Fans flipped out when they Googled Noel Fielding's age

A November 2020 episode of The Great British Bake Off celebrated the 1980s, reported Digital Spy. This somehow led Noel Fielding and co-star Matt Lucas to joke about a vintage British TV show from that decade that likely soared over the heads of the show's younger viewers. "That joke only works if you're over 45," cracked Lucas, which apparently sent viewers rushing to Google en masse, discovering that Fielding was 47 years old.

Fans were seemingly rocked by this information, and took to social media to express their shock that Fielding was far older than they'd imagined he was. "Finding out Noel Fielding is 47 had shaken me to the core. I though he was late 20s or early 30s this feels wrong," read one tweet, while another inquired about what skin-care products he used to remain looking so "flawless." Added a different Twitter user, "Goths truly don't age."

Noel Fielding loves Motörhead but not Coldplay
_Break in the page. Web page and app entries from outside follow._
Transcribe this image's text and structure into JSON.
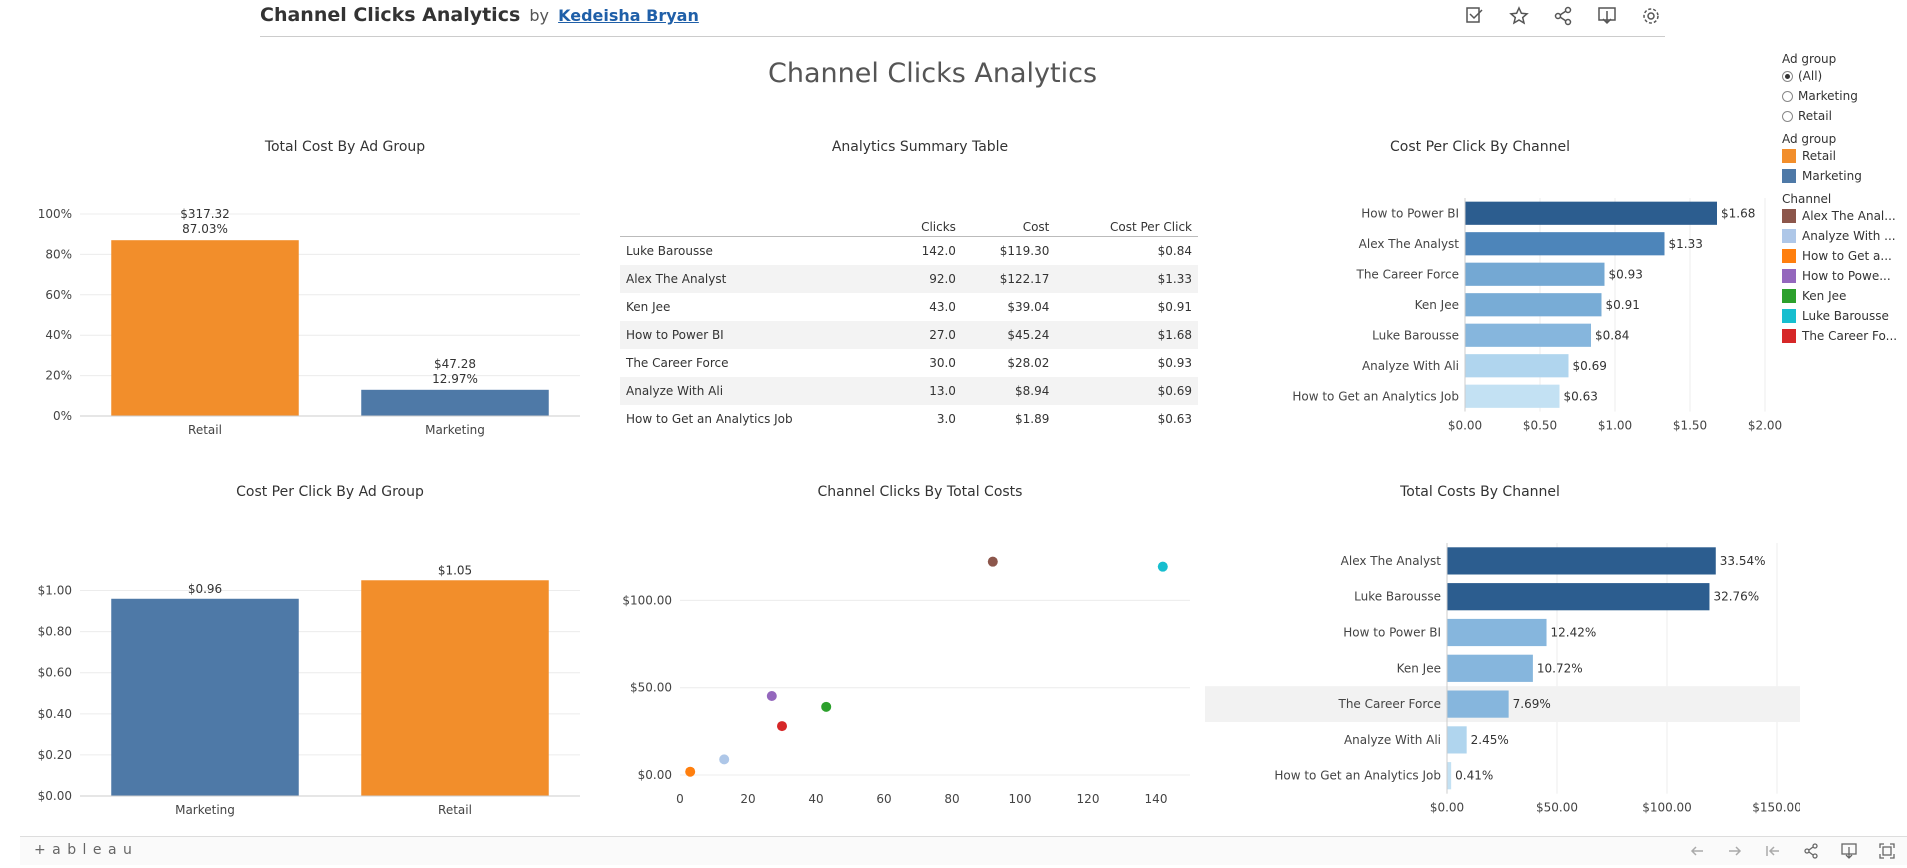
{
  "header": {
    "title": "Channel Clicks Analytics",
    "by": "by",
    "author": "Kedeisha Bryan",
    "icons": [
      "edit-icon",
      "star-icon",
      "share-icon",
      "download-icon",
      "gear-icon"
    ]
  },
  "dashboard_title": "Channel Clicks Analytics",
  "filters": {
    "ad_group_filter": {
      "title": "Ad group",
      "options": [
        "(All)",
        "Marketing",
        "Retail"
      ],
      "selected": "(All)"
    },
    "ad_group_legend": {
      "title": "Ad group",
      "items": [
        {
          "label": "Retail",
          "color": "#f28e2b"
        },
        {
          "label": "Marketing",
          "color": "#4e79a7"
        }
      ]
    },
    "channel_legend": {
      "title": "Channel",
      "items": [
        {
          "label": "Alex The Anal...",
          "color": "#8c564b"
        },
        {
          "label": "Analyze With ...",
          "color": "#aec7e8"
        },
        {
          "label": "How to Get a...",
          "color": "#ff7f0e"
        },
        {
          "label": "How to Powe...",
          "color": "#9467bd"
        },
        {
          "label": "Ken Jee",
          "color": "#2ca02c"
        },
        {
          "label": "Luke Barousse",
          "color": "#17becf"
        },
        {
          "label": "The Career Fo...",
          "color": "#d62728"
        }
      ]
    }
  },
  "summary_table": {
    "title": "Analytics Summary Table",
    "columns": [
      "Clicks",
      "Cost",
      "Cost Per Click"
    ],
    "rows": [
      {
        "name": "Luke Barousse",
        "clicks": "142.0",
        "cost": "$119.30",
        "cpc": "$0.84"
      },
      {
        "name": "Alex The Analyst",
        "clicks": "92.0",
        "cost": "$122.17",
        "cpc": "$1.33"
      },
      {
        "name": "Ken Jee",
        "clicks": "43.0",
        "cost": "$39.04",
        "cpc": "$0.91"
      },
      {
        "name": "How to Power BI",
        "clicks": "27.0",
        "cost": "$45.24",
        "cpc": "$1.68"
      },
      {
        "name": "The Career Force",
        "clicks": "30.0",
        "cost": "$28.02",
        "cpc": "$0.93"
      },
      {
        "name": "Analyze With Ali",
        "clicks": "13.0",
        "cost": "$8.94",
        "cpc": "$0.69"
      },
      {
        "name": "How to Get an Analytics Job",
        "clicks": "3.0",
        "cost": "$1.89",
        "cpc": "$0.63"
      }
    ]
  },
  "chart_data": [
    {
      "id": "total_cost_by_ad_group",
      "type": "bar",
      "title": "Total Cost By Ad Group",
      "categories": [
        "Retail",
        "Marketing"
      ],
      "values": [
        87.03,
        12.97
      ],
      "labels_top": [
        "$317.32",
        "$47.28"
      ],
      "labels_bottom": [
        "87.03%",
        "12.97%"
      ],
      "colors": [
        "#f28e2b",
        "#4e79a7"
      ],
      "yticks": [
        "0%",
        "20%",
        "40%",
        "60%",
        "80%",
        "100%"
      ],
      "ylim": [
        0,
        100
      ]
    },
    {
      "id": "cpc_by_channel",
      "type": "bar",
      "orientation": "horizontal",
      "title": "Cost Per Click By Channel",
      "categories": [
        "How to Power BI",
        "Alex The Analyst",
        "The Career Force",
        "Ken Jee",
        "Luke Barousse",
        "Analyze With Ali",
        "How to Get an Analytics Job"
      ],
      "values": [
        1.68,
        1.33,
        0.93,
        0.91,
        0.84,
        0.69,
        0.63
      ],
      "value_labels": [
        "$1.68",
        "$1.33",
        "$0.93",
        "$0.91",
        "$0.84",
        "$0.69",
        "$0.63"
      ],
      "colors": [
        "#2c5d8f",
        "#4d85ba",
        "#74a8d3",
        "#78acd6",
        "#86b6dd",
        "#b0d5ee",
        "#c3e1f3"
      ],
      "xticks": [
        "$0.00",
        "$0.50",
        "$1.00",
        "$1.50",
        "$2.00"
      ],
      "xlim": [
        0,
        2
      ]
    },
    {
      "id": "cpc_by_ad_group",
      "type": "bar",
      "title": "Cost Per Click By Ad Group",
      "categories": [
        "Marketing",
        "Retail"
      ],
      "values": [
        0.96,
        1.05
      ],
      "value_labels": [
        "$0.96",
        "$1.05"
      ],
      "colors": [
        "#4e79a7",
        "#f28e2b"
      ],
      "yticks": [
        "$0.00",
        "$0.20",
        "$0.40",
        "$0.60",
        "$0.80",
        "$1.00"
      ],
      "ylim": [
        0,
        1.1
      ]
    },
    {
      "id": "clicks_by_total_costs",
      "type": "scatter",
      "title": "Channel Clicks By Total Costs",
      "points": [
        {
          "x": 92,
          "y": 122.17,
          "color": "#8c564b"
        },
        {
          "x": 142,
          "y": 119.3,
          "color": "#17becf"
        },
        {
          "x": 27,
          "y": 45.24,
          "color": "#9467bd"
        },
        {
          "x": 43,
          "y": 39.04,
          "color": "#2ca02c"
        },
        {
          "x": 30,
          "y": 28.02,
          "color": "#d62728"
        },
        {
          "x": 13,
          "y": 8.94,
          "color": "#aec7e8"
        },
        {
          "x": 3,
          "y": 1.89,
          "color": "#ff7f0e"
        }
      ],
      "xticks": [
        "0",
        "20",
        "40",
        "60",
        "80",
        "100",
        "120",
        "140"
      ],
      "yticks": [
        "$0.00",
        "$50.00",
        "$100.00"
      ],
      "xlim": [
        0,
        150
      ],
      "ylim": [
        0,
        130
      ]
    },
    {
      "id": "total_costs_by_channel",
      "type": "bar",
      "orientation": "horizontal",
      "title": "Total Costs By Channel",
      "categories": [
        "Alex The Analyst",
        "Luke Barousse",
        "How to Power BI",
        "Ken Jee",
        "The Career Force",
        "Analyze With Ali",
        "How to Get an Analytics Job"
      ],
      "values": [
        122.17,
        119.3,
        45.24,
        39.04,
        28.02,
        8.94,
        1.89
      ],
      "value_labels": [
        "33.54%",
        "32.76%",
        "12.42%",
        "10.72%",
        "7.69%",
        "2.45%",
        "0.41%"
      ],
      "colors": [
        "#2c5d8f",
        "#2c5d8f",
        "#86b6dd",
        "#86b6dd",
        "#86b6dd",
        "#b0d5ee",
        "#c3e1f3"
      ],
      "highlight_row": "The Career Force",
      "xticks": [
        "$0.00",
        "$50.00",
        "$100.00",
        "$150.00"
      ],
      "xlim": [
        0,
        150
      ]
    }
  ],
  "footer": {
    "logo": "+ a b l e a u",
    "icons": [
      "undo-icon",
      "redo-icon",
      "revert-icon",
      "share-icon",
      "download-icon",
      "fullscreen-icon"
    ]
  }
}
For loyal viewers of The Great British Bake Off, it shouldn't be surprising that Noel Fielding's taste in music is as quirky and eclectic as his comedy. Fielding proved that when he revealed the "10 albums that changed by life" to Metal Hammer. Among Fielding's faves are the KISS classic Destroyer and two Motörhead albums, Bomber and Ace of Spades
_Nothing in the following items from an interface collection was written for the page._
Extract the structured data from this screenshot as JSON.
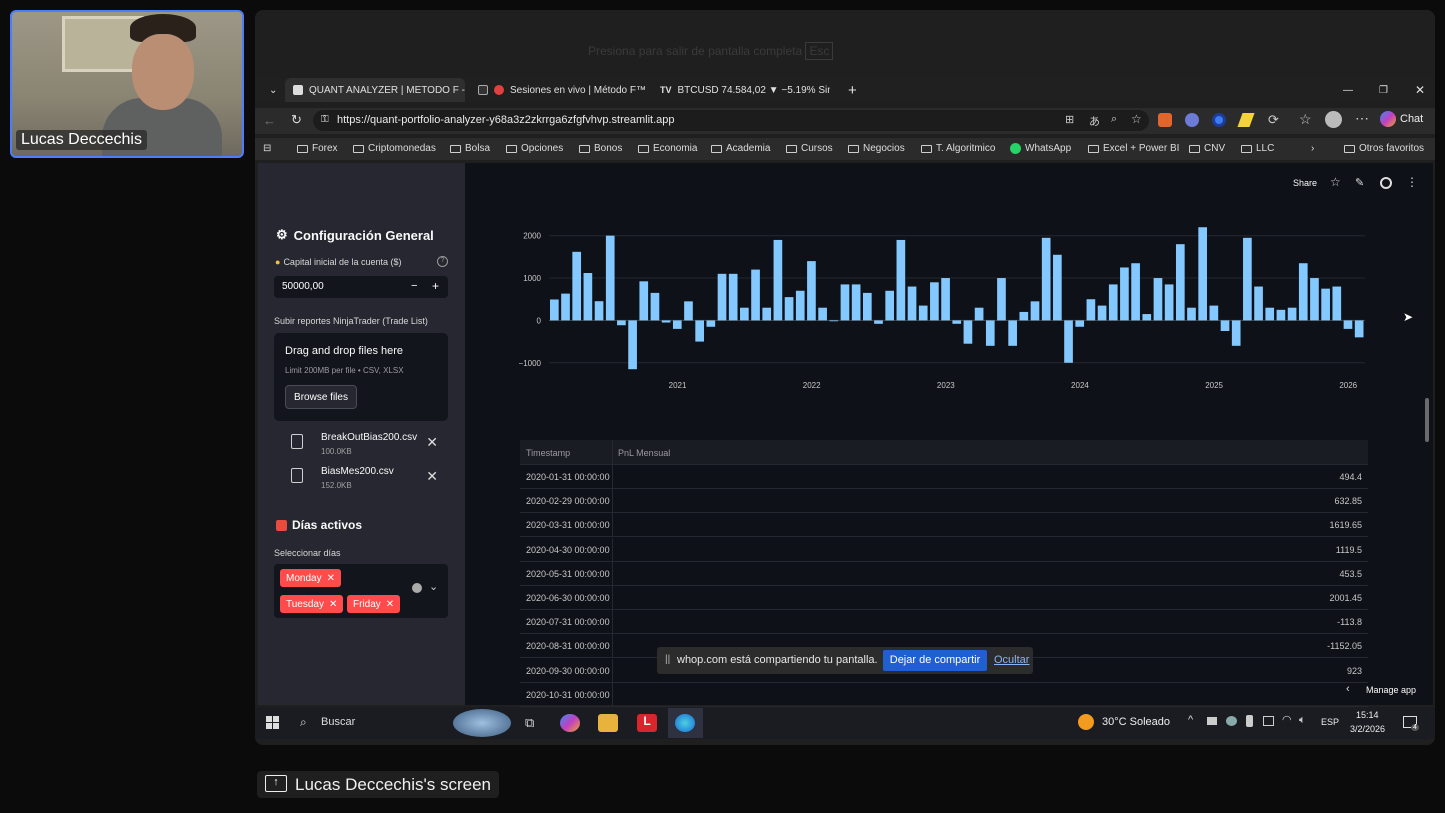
{
  "webcam": {
    "participant_name": "Lucas Deccechis"
  },
  "share": {
    "hint_text": "Presiona para salir de pantalla completa",
    "hint_key": "Esc",
    "screen_label": "Lucas Deccechis's screen"
  },
  "browser": {
    "tabs": [
      {
        "label": "QUANT ANALYZER | METODO F - S",
        "active": true
      },
      {
        "label": "Sesiones en vivo | Método F™",
        "active": false
      },
      {
        "label": "BTCUSD 74.584,02 ▼ −5.19% Sin n",
        "active": false
      }
    ],
    "url": "https://quant-portfolio-analyzer-y68a3z2zkrrga6zfgfvhvp.streamlit.app",
    "chat_label": "Chat",
    "bookmarks": [
      "Forex",
      "Criptomonedas",
      "Bolsa",
      "Opciones",
      "Bonos",
      "Economia",
      "Academia",
      "Cursos",
      "Negocios",
      "T. Algoritmico",
      "WhatsApp",
      "Excel + Power BI",
      "CNV",
      "LLC"
    ],
    "other_favorites": "Otros favoritos"
  },
  "app": {
    "toolbar": {
      "share_label": "Share"
    },
    "sidebar": {
      "config_title": "Configuración General",
      "capital_label": "Capital inicial de la cuenta ($)",
      "capital_value": "50000,00",
      "minus": "−",
      "plus": "+",
      "upload_label": "Subir reportes NinjaTrader (Trade List)",
      "drag_drop": "Drag and drop files here",
      "limit_text": "Limit 200MB per file • CSV, XLSX",
      "browse_button": "Browse files",
      "files": [
        {
          "name": "BreakOutBias200.csv",
          "size": "100.0KB"
        },
        {
          "name": "BiasMes200.csv",
          "size": "152.0KB"
        }
      ],
      "days_title": "Días activos",
      "days_label": "Seleccionar días",
      "selected_days": [
        "Monday",
        "Tuesday",
        "Friday"
      ]
    },
    "table": {
      "headers": [
        "Timestamp",
        "PnL Mensual"
      ],
      "rows": [
        [
          "2020-01-31 00:00:00",
          "494.4"
        ],
        [
          "2020-02-29 00:00:00",
          "632.85"
        ],
        [
          "2020-03-31 00:00:00",
          "1619.65"
        ],
        [
          "2020-04-30 00:00:00",
          "1119.5"
        ],
        [
          "2020-05-31 00:00:00",
          "453.5"
        ],
        [
          "2020-06-30 00:00:00",
          "2001.45"
        ],
        [
          "2020-07-31 00:00:00",
          "-113.8"
        ],
        [
          "2020-08-31 00:00:00",
          "-1152.05"
        ],
        [
          "2020-09-30 00:00:00",
          "923"
        ],
        [
          "2020-10-31 00:00:00",
          ""
        ]
      ]
    },
    "manage_app": "Manage app"
  },
  "chart_data": {
    "type": "bar",
    "ylim": [
      -1100,
      2300
    ],
    "yticks": [
      "2000",
      "1000",
      "0",
      "−1000"
    ],
    "xticks": [
      "2021",
      "2022",
      "2023",
      "2024",
      "2025",
      "2026"
    ],
    "color": "#83c9ff",
    "values": [
      494.4,
      632.85,
      1619.65,
      1119.5,
      453.5,
      2001.45,
      -113.8,
      -1152.05,
      923,
      650,
      -50,
      -200,
      450,
      -500,
      -150,
      1100,
      1100,
      300,
      1200,
      300,
      1900,
      550,
      700,
      1400,
      300,
      -20,
      850,
      850,
      650,
      -80,
      700,
      1900,
      800,
      350,
      900,
      1000,
      -80,
      -550,
      300,
      -600,
      1000,
      -600,
      200,
      450,
      1950,
      1550,
      -1000,
      -150,
      500,
      350,
      850,
      1250,
      1350,
      150,
      1000,
      850,
      1800,
      300,
      2200,
      350,
      -250,
      -600,
      1950,
      800,
      300,
      250,
      300,
      1350,
      1000,
      750,
      800,
      -200,
      -400
    ]
  },
  "share_banner": {
    "text": "whop.com está compartiendo tu pantalla.",
    "stop_button": "Dejar de compartir",
    "hide_link": "Ocultar"
  },
  "taskbar": {
    "search_placeholder": "Buscar",
    "weather": "30°C  Soleado",
    "lang": "ESP",
    "time": "15:14",
    "date": "3/2/2026",
    "notif_count": "4"
  }
}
Oddly enough, Fielding's list also includes an album that he absolutely loathes, Coldplay's X & Y. Then again, according to Fielding, all the band's albums would fit that bill. "I get a lot of energy out of music. I want to get pumped up. I love bands that are visual too, so Coldplay fail on all counts," he explained. "You never see Chris Martin and think, 'Ooh, I must get that [sweater]!'"

The album in his collection that he thinks would surprise most people is ABBA's Arrival. "I've got a few ABBA records," he said of the Swedish quartet. "People say, 'Why have you got that?' I just like a nice cry when I'm on my own sometimes. They make me cry and then they make me feel better."
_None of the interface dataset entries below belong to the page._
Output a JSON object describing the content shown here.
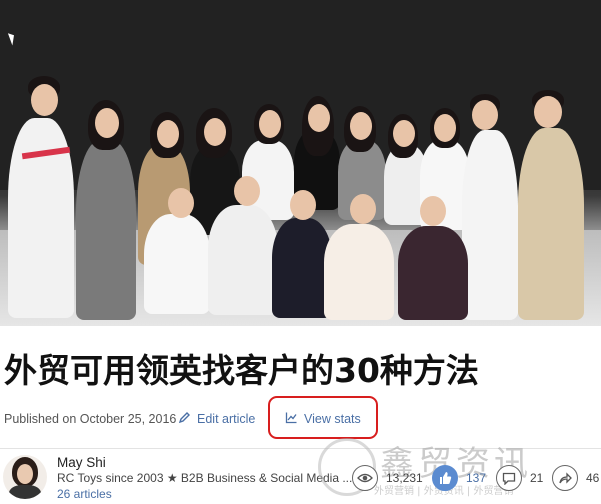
{
  "article": {
    "title": "外贸可用领英找客户的30种方法",
    "published": "Published on October 25, 2016",
    "edit_label": "Edit article",
    "stats_label": "View stats"
  },
  "author": {
    "name": "May Shi",
    "headline": "RC Toys since 2003 ★ B2B Business & Social Media ...",
    "articles": "26 articles"
  },
  "social": {
    "views": "13,231",
    "likes": "137",
    "comments": "21",
    "shares": "46"
  },
  "watermark": {
    "big": "鑫贸资讯",
    "small": "外贸营销 | 外贸资讯 | 外贸营销"
  },
  "colors": {
    "link": "#4a6fa5",
    "highlight_ring": "#d81e1e",
    "like_active": "#5b8bd0"
  }
}
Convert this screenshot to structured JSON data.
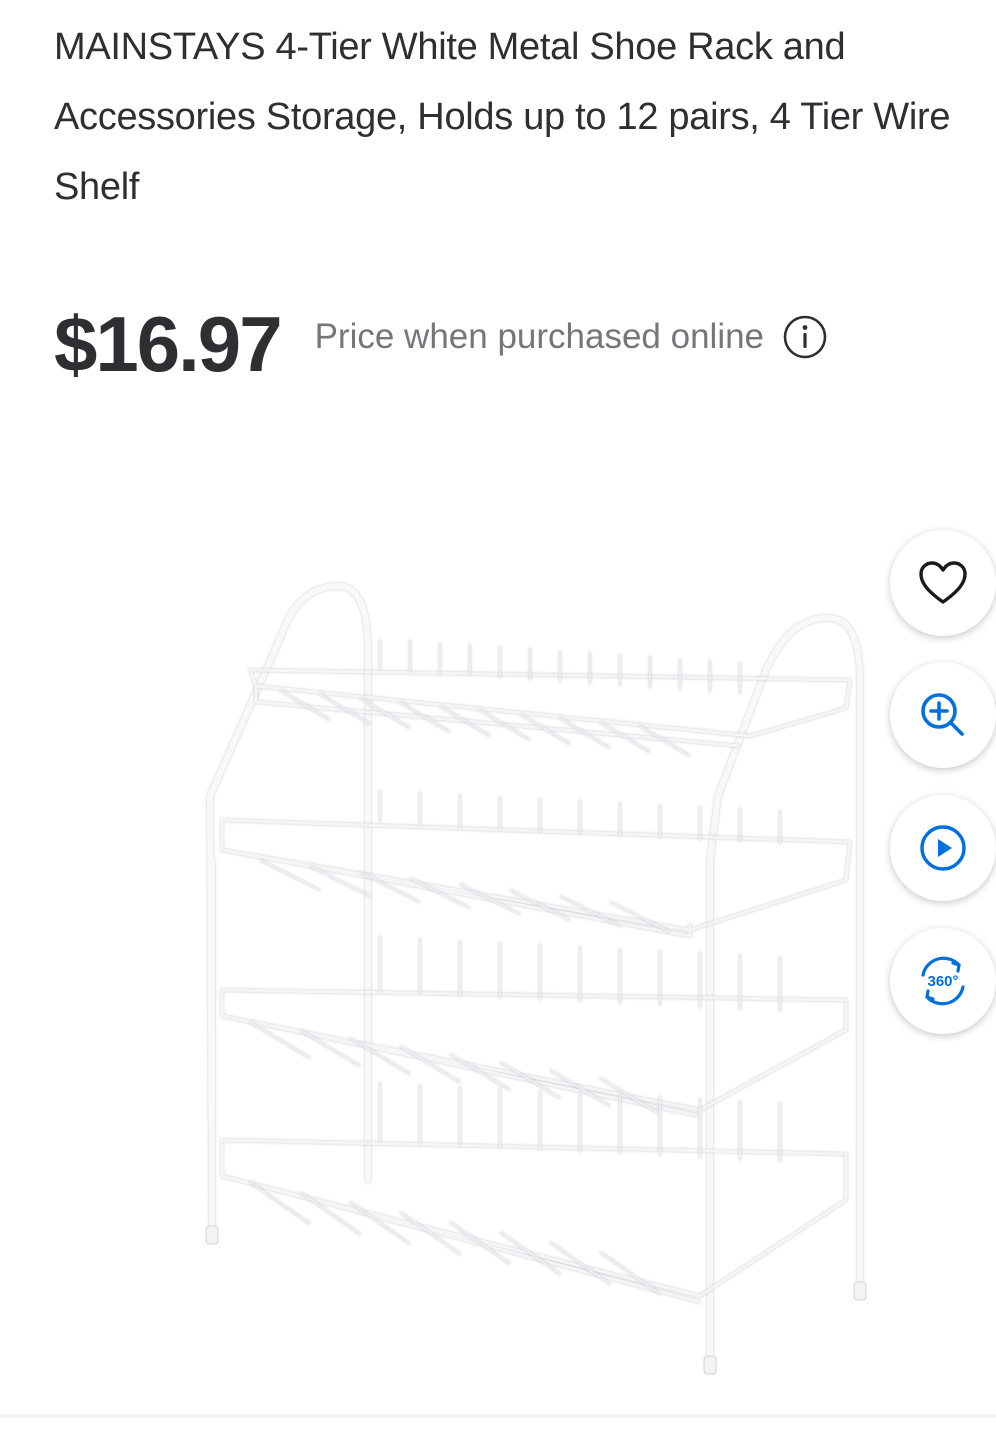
{
  "product": {
    "title": "MAINSTAYS 4-Tier White Metal Shoe Rack and Accessories Storage, Holds up to 12 pairs, 4 Tier Wire Shelf",
    "price": "$16.97",
    "price_note": "Price when purchased online",
    "image_alt": "MAINSTAYS 4-Tier White Metal Shoe Rack"
  },
  "actions": {
    "favorite_icon": "heart-icon",
    "zoom_icon": "zoom-in-icon",
    "video_icon": "play-icon",
    "view360_icon": "360-view-icon",
    "view360_label": "360°"
  },
  "colors": {
    "text": "#2e2f32",
    "muted": "#74767c",
    "accent": "#0071dc"
  }
}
Noel Fielding's baffled that his fanbase is so much younger than he is

While viewers of The Great British Bake Off may have been surprised when they learned that Noel Fielding was in his late 40s, he admitted he's just as surprised that his fans are so much younger than he is.

"I do get a lot of young people, weirdly, I don't know why, but young people seem to like what I do," he mused in an interview with The Music. "Maybe young people are quite interested in more conceptual, fantastical stuff. I don't know why, maybe when you get older you want your own life sort of reflected back at you to prove that you're alive."

Fielding also discussed an odd phenomenon he'd been witnessing during a comedy tour. "As I'm getting older my audience are staying the same age, they are quite young," he explained. "It's like a science-fiction film where I get older and no one else ages. I'll be like 80, and my fans will still be 17, it'll be really weird."

Noel Fielding choked up viewers with his sweet farewell to Sandi Toksvig

One of the most unexpected pleasures to emerge when Noel Fielding joined The Great British Bake Off was his hilarious rapport with co-star Sandi Toksvig. When she announced in January 2020 that she'd be leaving the show, Fielding shared some sweet sentiments on Instagram. 

"Good double acts are a rare and magical beast! I'm gonna miss Sandi comically and personally ..." he wrote in the caption accompanying an image of cartoon duo Tom and Jerry. In a followup, he compared their unique chemistry to that between The Rolling Stones' Mick Jagger and Keith Richards. "I feel like Tom without Jerry! Mick without Keef! I'm gonna miss you Sandi and our strange and magical double act. It's been a joy to hang out and muck about in the Tent with you," he wrote.

Prior to her departure, Toksvig and Fielding particpated in BuzzFeed's "BFF Test" to see how well they really knew each other, with each asked the same question and then writing down their answers. One question sparked an interesting response, asking them to recall what they thought when they first met each other. Fielding wrote, "True love," while Toksvig's response sent him into hysterics: "Empty-headed but charming."